What you have to do |
Pictures do not belong in the copy; retype the records below exactly.

Excerpts from a dataset |

****************

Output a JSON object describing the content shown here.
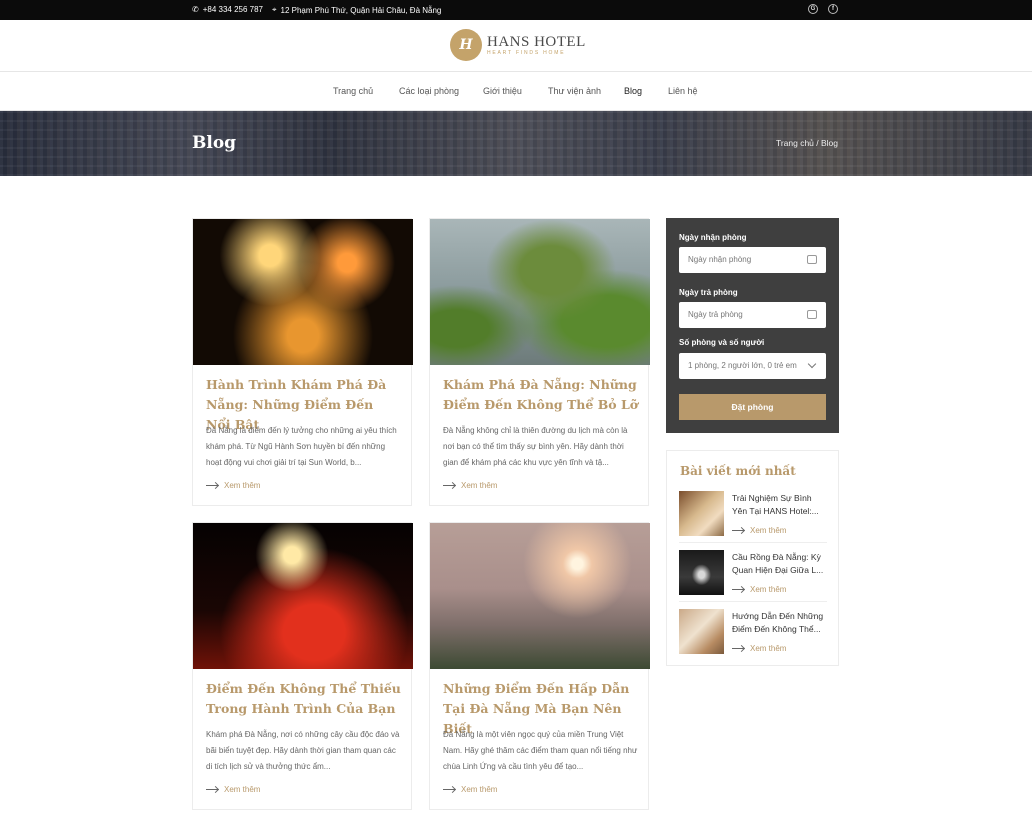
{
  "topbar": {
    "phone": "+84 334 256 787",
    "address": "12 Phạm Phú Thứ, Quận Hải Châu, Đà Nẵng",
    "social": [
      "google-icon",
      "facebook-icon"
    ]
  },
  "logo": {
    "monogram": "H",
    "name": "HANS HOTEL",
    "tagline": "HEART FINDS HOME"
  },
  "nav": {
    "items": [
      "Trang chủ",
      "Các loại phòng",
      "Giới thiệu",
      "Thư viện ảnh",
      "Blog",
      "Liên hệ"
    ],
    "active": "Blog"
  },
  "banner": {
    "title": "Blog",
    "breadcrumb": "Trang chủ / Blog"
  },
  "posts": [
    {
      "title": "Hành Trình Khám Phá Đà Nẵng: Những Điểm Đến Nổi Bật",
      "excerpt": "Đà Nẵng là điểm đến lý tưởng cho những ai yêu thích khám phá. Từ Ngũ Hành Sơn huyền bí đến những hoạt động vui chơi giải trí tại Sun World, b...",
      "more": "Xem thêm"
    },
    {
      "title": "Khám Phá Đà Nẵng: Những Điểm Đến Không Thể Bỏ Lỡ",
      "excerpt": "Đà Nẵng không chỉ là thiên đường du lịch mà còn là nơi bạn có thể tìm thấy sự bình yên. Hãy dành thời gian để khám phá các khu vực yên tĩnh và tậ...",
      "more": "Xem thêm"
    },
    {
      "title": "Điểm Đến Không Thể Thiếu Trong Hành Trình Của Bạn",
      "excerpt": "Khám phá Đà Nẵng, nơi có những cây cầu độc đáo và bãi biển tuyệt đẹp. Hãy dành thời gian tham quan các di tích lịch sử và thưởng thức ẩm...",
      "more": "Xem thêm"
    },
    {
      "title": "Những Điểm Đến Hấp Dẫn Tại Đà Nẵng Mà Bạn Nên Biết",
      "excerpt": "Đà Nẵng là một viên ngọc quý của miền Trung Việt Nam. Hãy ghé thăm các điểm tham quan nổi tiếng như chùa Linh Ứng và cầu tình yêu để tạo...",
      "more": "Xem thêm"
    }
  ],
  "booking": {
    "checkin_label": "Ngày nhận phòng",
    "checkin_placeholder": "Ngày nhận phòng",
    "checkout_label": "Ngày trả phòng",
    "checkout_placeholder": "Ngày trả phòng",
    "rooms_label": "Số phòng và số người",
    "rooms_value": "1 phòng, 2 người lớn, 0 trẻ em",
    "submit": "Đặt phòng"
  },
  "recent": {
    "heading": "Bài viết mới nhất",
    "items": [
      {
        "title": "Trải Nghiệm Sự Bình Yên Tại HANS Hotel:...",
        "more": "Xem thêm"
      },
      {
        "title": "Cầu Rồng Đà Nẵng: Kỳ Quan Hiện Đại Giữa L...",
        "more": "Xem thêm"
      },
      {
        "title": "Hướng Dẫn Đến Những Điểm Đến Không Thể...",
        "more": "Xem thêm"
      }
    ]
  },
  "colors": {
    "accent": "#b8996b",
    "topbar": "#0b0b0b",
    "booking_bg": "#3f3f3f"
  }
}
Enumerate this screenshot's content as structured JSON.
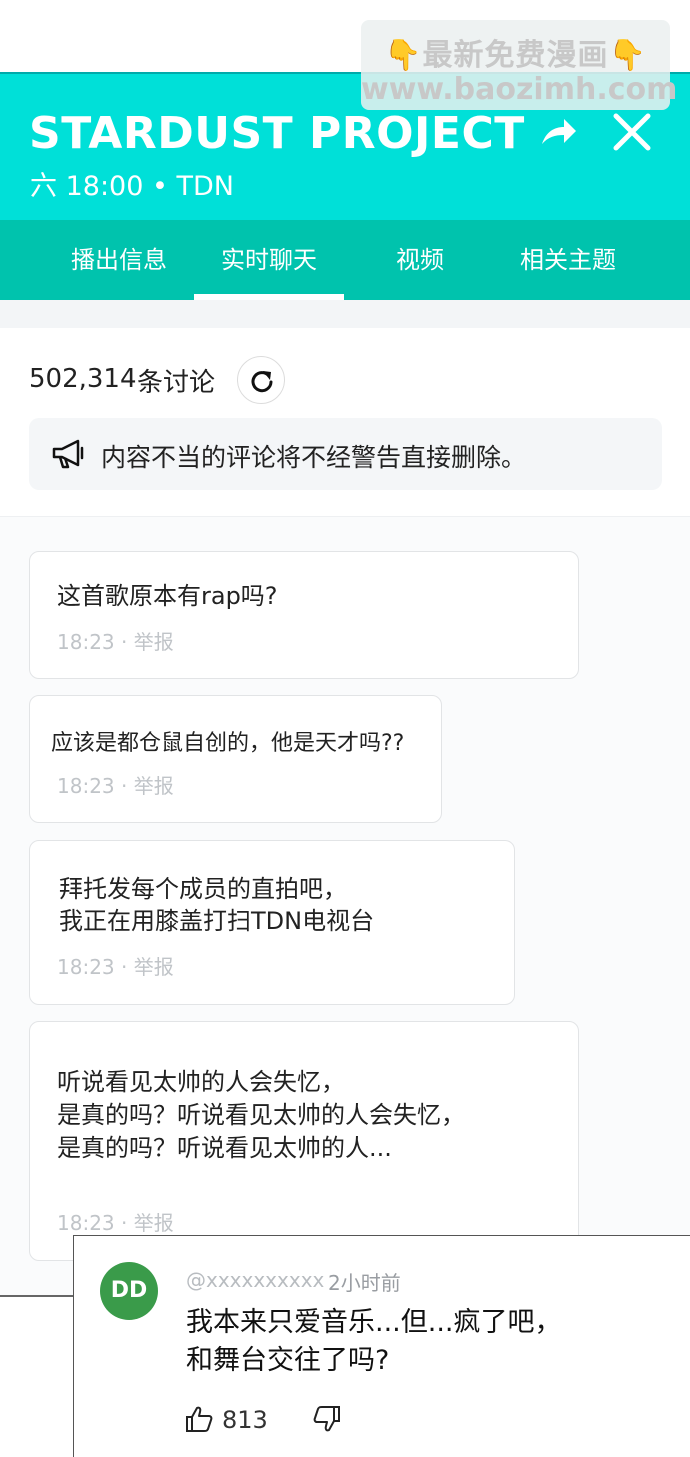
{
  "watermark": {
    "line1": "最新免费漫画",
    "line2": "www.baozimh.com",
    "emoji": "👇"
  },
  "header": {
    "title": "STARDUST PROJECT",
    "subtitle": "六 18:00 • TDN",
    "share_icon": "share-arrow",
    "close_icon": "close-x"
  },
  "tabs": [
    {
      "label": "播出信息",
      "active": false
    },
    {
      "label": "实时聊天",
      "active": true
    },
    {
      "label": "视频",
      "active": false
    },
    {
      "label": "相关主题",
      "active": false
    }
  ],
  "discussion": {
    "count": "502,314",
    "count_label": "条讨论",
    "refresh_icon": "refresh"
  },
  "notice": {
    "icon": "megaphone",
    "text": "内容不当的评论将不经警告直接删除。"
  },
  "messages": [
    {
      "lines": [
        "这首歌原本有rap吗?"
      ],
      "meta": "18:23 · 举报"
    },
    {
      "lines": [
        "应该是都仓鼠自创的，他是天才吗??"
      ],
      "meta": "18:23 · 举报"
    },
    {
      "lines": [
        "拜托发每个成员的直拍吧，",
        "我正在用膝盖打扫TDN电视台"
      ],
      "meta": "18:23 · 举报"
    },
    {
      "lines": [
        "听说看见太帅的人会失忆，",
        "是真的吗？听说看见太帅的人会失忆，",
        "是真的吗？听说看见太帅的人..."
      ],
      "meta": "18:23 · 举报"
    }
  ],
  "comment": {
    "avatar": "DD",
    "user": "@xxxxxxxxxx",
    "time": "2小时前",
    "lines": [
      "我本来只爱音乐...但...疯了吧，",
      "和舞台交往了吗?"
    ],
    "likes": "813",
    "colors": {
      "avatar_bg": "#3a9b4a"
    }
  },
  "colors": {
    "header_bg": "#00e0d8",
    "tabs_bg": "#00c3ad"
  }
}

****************

Result of this exercise |
Output a JSON object describing the content shown here.
{
  "topbar": {
    "phone": "+84 334 256 787",
    "address": "12 Phạm Phú Thứ, Quận Hải Châu, Đà Nẵng",
    "social": [
      "google-icon",
      "facebook-icon"
    ]
  },
  "logo": {
    "monogram": "H",
    "name": "HANS HOTEL",
    "tagline": "HEART FINDS HOME"
  },
  "nav": {
    "items": [
      "Trang chủ",
      "Các loại phòng",
      "Giới thiệu",
      "Thư viện ảnh",
      "Blog",
      "Liên hệ"
    ],
    "active": "Blog"
  },
  "banner": {
    "title": "Blog",
    "breadcrumb": "Trang chủ / Blog"
  },
  "posts": [
    {
      "title": "Hành Trình Khám Phá Đà Nẵng: Những Điểm Đến Nổi Bật",
      "excerpt": "Đà Nẵng là điểm đến lý tưởng cho những ai yêu thích khám phá. Từ Ngũ Hành Sơn huyền bí đến những hoạt động vui chơi giải trí tại Sun World, b...",
      "more": "Xem thêm"
    },
    {
      "title": "Khám Phá Đà Nẵng: Những Điểm Đến Không Thể Bỏ Lỡ",
      "excerpt": "Đà Nẵng không chỉ là thiên đường du lịch mà còn là nơi bạn có thể tìm thấy sự bình yên. Hãy dành thời gian để khám phá các khu vực yên tĩnh và tậ...",
      "more": "Xem thêm"
    },
    {
      "title": "Điểm Đến Không Thể Thiếu Trong Hành Trình Của Bạn",
      "excerpt": "Khám phá Đà Nẵng, nơi có những cây cầu độc đáo và bãi biển tuyệt đẹp. Hãy dành thời gian tham quan các di tích lịch sử và thưởng thức ẩm...",
      "more": "Xem thêm"
    },
    {
      "title": "Những Điểm Đến Hấp Dẫn Tại Đà Nẵng Mà Bạn Nên Biết",
      "excerpt": "Đà Nẵng là một viên ngọc quý của miền Trung Việt Nam. Hãy ghé thăm các điểm tham quan nổi tiếng như chùa Linh Ứng và cầu tình yêu để tạo...",
      "more": "Xem thêm"
    }
  ],
  "booking": {
    "checkin_label": "Ngày nhận phòng",
    "checkin_placeholder": "Ngày nhận phòng",
    "checkout_label": "Ngày trả phòng",
    "checkout_placeholder": "Ngày trả phòng",
    "rooms_label": "Số phòng và số người",
    "rooms_value": "1 phòng, 2 người lớn, 0 trẻ em",
    "submit": "Đặt phòng"
  },
  "recent": {
    "heading": "Bài viết mới nhất",
    "items": [
      {
        "title": "Trải Nghiệm Sự Bình Yên Tại HANS Hotel:...",
        "more": "Xem thêm"
      },
      {
        "title": "Cầu Rồng Đà Nẵng: Kỳ Quan Hiện Đại Giữa L...",
        "more": "Xem thêm"
      },
      {
        "title": "Hướng Dẫn Đến Những Điểm Đến Không Thể...",
        "more": "Xem thêm"
      }
    ]
  },
  "colors": {
    "accent": "#b8996b",
    "topbar": "#0b0b0b",
    "booking_bg": "#3f3f3f"
  }
}
Enumerate this screenshot's content as structured JSON.
{
  "watermark": {
    "line1": "最新免费漫画",
    "line2": "www.baozimh.com",
    "emoji": "👇"
  },
  "header": {
    "title": "STARDUST PROJECT",
    "subtitle": "六 18:00 • TDN",
    "share_icon": "share-arrow",
    "close_icon": "close-x"
  },
  "tabs": [
    {
      "label": "播出信息",
      "active": false
    },
    {
      "label": "实时聊天",
      "active": true
    },
    {
      "label": "视频",
      "active": false
    },
    {
      "label": "相关主题",
      "active": false
    }
  ],
  "discussion": {
    "count": "502,314",
    "count_label": "条讨论",
    "refresh_icon": "refresh"
  },
  "notice": {
    "icon": "megaphone",
    "text": "内容不当的评论将不经警告直接删除。"
  },
  "messages": [
    {
      "lines": [
        "这首歌原本有rap吗?"
      ],
      "meta": "18:23 · 举报"
    },
    {
      "lines": [
        "应该是都仓鼠自创的，他是天才吗??"
      ],
      "meta": "18:23 · 举报"
    },
    {
      "lines": [
        "拜托发每个成员的直拍吧，",
        "我正在用膝盖打扫TDN电视台"
      ],
      "meta": "18:23 · 举报"
    },
    {
      "lines": [
        "听说看见太帅的人会失忆，",
        "是真的吗？听说看见太帅的人会失忆，",
        "是真的吗？听说看见太帅的人..."
      ],
      "meta": "18:23 · 举报"
    }
  ],
  "comment": {
    "avatar": "DD",
    "user": "@xxxxxxxxxx",
    "time": "2小时前",
    "lines": [
      "我本来只爱音乐...但...疯了吧，",
      "和舞台交往了吗?"
    ],
    "likes": "813",
    "colors": {
      "avatar_bg": "#3a9b4a"
    }
  },
  "colors": {
    "header_bg": "#00e0d8",
    "tabs_bg": "#00c3ad"
  }
}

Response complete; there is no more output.